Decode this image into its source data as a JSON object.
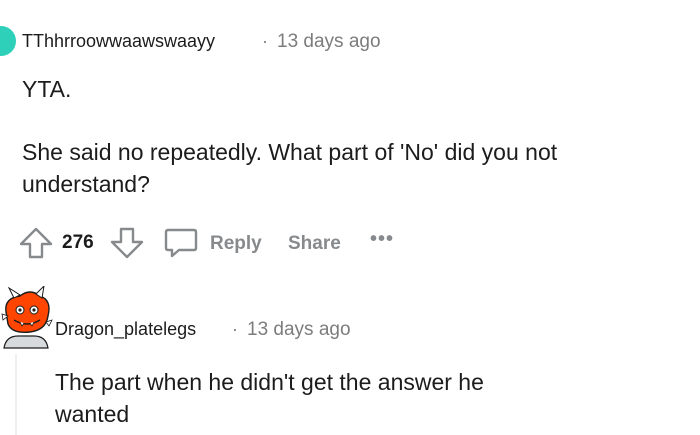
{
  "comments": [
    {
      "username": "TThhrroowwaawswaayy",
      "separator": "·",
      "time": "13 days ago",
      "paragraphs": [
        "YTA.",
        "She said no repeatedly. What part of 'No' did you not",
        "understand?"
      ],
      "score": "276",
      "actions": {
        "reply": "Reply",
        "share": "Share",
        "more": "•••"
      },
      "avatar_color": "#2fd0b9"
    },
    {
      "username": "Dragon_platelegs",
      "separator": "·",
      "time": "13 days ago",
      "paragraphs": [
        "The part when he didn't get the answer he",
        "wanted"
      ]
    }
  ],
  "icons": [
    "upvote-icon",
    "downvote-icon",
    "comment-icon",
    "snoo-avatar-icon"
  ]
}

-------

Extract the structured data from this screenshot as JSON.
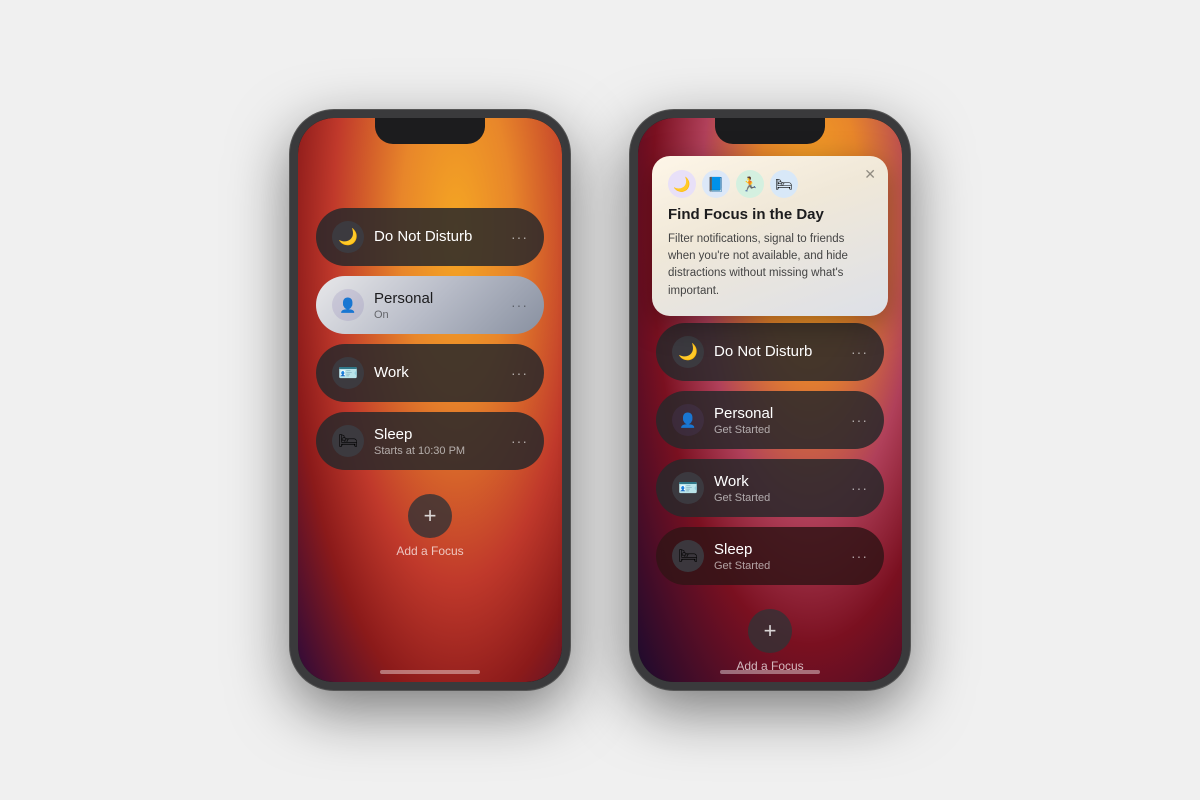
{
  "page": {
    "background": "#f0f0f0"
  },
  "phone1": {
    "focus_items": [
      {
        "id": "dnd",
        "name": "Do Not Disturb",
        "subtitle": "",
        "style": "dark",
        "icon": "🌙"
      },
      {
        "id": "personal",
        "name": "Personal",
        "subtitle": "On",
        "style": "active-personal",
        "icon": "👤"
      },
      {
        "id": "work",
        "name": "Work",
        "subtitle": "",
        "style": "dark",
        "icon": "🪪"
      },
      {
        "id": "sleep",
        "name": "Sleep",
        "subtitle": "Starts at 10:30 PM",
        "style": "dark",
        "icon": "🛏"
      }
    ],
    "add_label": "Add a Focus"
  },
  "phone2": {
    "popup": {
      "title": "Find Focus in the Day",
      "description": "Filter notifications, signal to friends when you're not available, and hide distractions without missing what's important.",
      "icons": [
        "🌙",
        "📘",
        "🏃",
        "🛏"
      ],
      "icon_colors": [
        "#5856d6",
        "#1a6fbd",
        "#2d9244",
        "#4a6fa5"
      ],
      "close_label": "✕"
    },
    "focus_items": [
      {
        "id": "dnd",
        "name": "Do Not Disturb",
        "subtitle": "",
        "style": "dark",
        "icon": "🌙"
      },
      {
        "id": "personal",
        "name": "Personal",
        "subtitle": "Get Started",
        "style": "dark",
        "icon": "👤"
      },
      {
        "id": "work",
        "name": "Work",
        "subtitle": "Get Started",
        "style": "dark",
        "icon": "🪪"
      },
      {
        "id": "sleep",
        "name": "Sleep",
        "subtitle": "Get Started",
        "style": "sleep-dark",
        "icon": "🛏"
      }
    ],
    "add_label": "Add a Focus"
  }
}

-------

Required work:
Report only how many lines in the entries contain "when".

Solved problem:
2